Boston is a historic city undergoing a building boom. That puts Greg Galer in an interesting place. The executive director of the Boston Preservation Alliance is a sort of advocate-in-chief for the city’s older buildings and public spaces. A PhD historian and former museum curator, Galer these days sits on the front lines of debates about how much of that old city will be part of the new, and how to keep Boston growing without sacrificing the character that makes it unique.
It’s a job that keeps Galer busy, but the Globe’s Tim Logan recently caught up with him to talk about how he got here and what he expects will happen next.
1. Galer got a feel for the fabric of the city at an early age. When he was growing up in Mattapan and then Milton, his dad owned a vending machine business, and they’d drive all over town stocking machines in gas stations and laundromats. As a teenager, he went to the Boston Public Library on Saturdays to pore through old newspapers and microfilm, and then walk up Mass. Ave. to Harvard Square, stopping at book and record stores along the way.
“The big challenge was managing your load on the way home. Records and books weigh a lot. I didn’t realize it at the time, but that’s how I got my interest in history and the city. You could see the city changing and how different parts of the city had different feels to them.”
2. In college, Galer studied physics and math, but soon decided those areas weren’t for him. Eventually, he found a field that married his two interests — the history of technology and industry — and wrote his undergraduate thesis on the old Boston Bridge Works, which built steel-frame bridges all over New England. He began to see how the history of a city’s buildings was woven into the history of its industries, and how they influence each other over time.
“Cities have these complex and interrelated histories, which is what makes them interesting and fun places to be. Not just to study but to be in and watch this change.”
3. Galer explored those connections further at Stonehill College, where for a decade he managed the Stonehill Industrial History Center. After that, he spent two years as head of exhibitions at the New Bedford Whaling Museum. When he came to the Boston Preservation Alliance in 2012, his job changed in some ways, but not in others.
“When I left New Bedford, my kids were saying they don’t get to look around in the collections anymore. I remember driving them into the city once and saying, ‘This is my collection now.’ It’s not quite the same, but we see ourselves as being stewards, the best we can, of an important part of what makes Boston, Boston.”
4. He has held the job during a time of great change in Boston. A building boom is altering the fabric of the city, sometimes threatening historic buildings, other times generating the money needed to fix them up. Amid that, Galer says, it’s important to remember that Boston’s unique texture doesn’t just come from famous historic landmarks, but also from its everyday older buildings that have evolved over a century or more.
“Some people think about Boston and think it’s all about the Freedom Trail. That’s certainly an important part of our history, but it’s not just that. There are these layers of change and evolution, not just downtown but in neighborhoods, too, that makes Boston so cool. So how do we allow Boston to change without losing its distinctiveness? That’s the biggest challenge today.”

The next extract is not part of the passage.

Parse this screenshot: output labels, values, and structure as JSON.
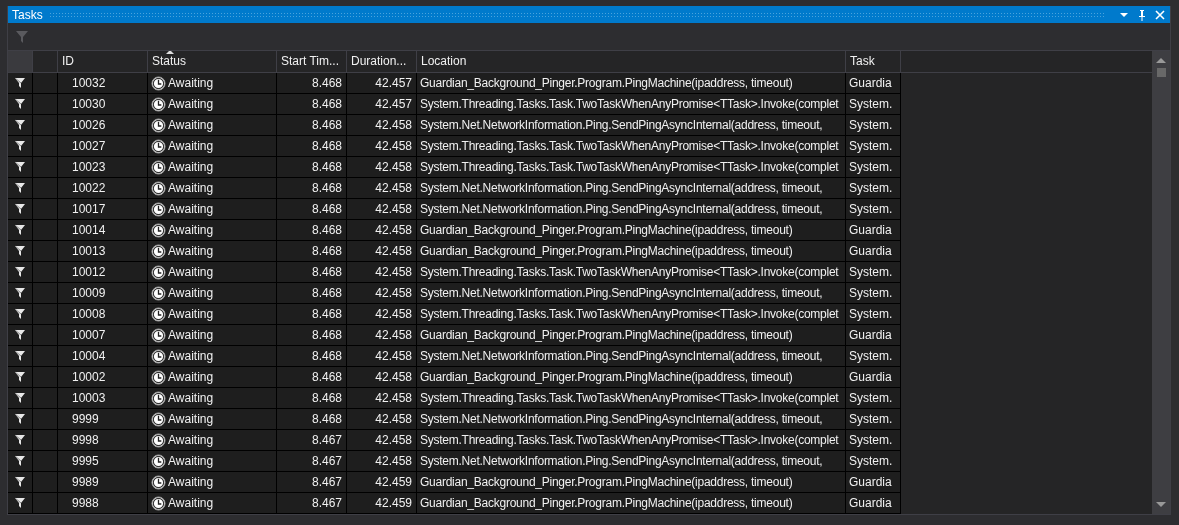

5. Galer’s a historian, but he’s also an advocate, and he spends a lot of time lobbying City Hall and negotiating with builders and community groups over high-profile development projects. He was in the thick of talks about the future of the Citgo sign and engaged in the debate about shadows on Boston Common that would come from the skyscraper planned at Winthrop Square. The Preservation Alliance has no particular authority in these matters, just its voice. Galer said he tries to use it wisely, to find common ground on a project.
“A lot of it is spending time listening and recognizing that, most of the time, most people don’t have evil intentions. Neighbors will say, ‘That guy’s a jerk.’ Developers will say, ‘Those people are crazy.’ We need to get to a solution that works for everybody, and you can’t do that if you don’t talk to people.”Tim Logan can be reached at email@example.com. Follow him on Twitter at @bytimlogan.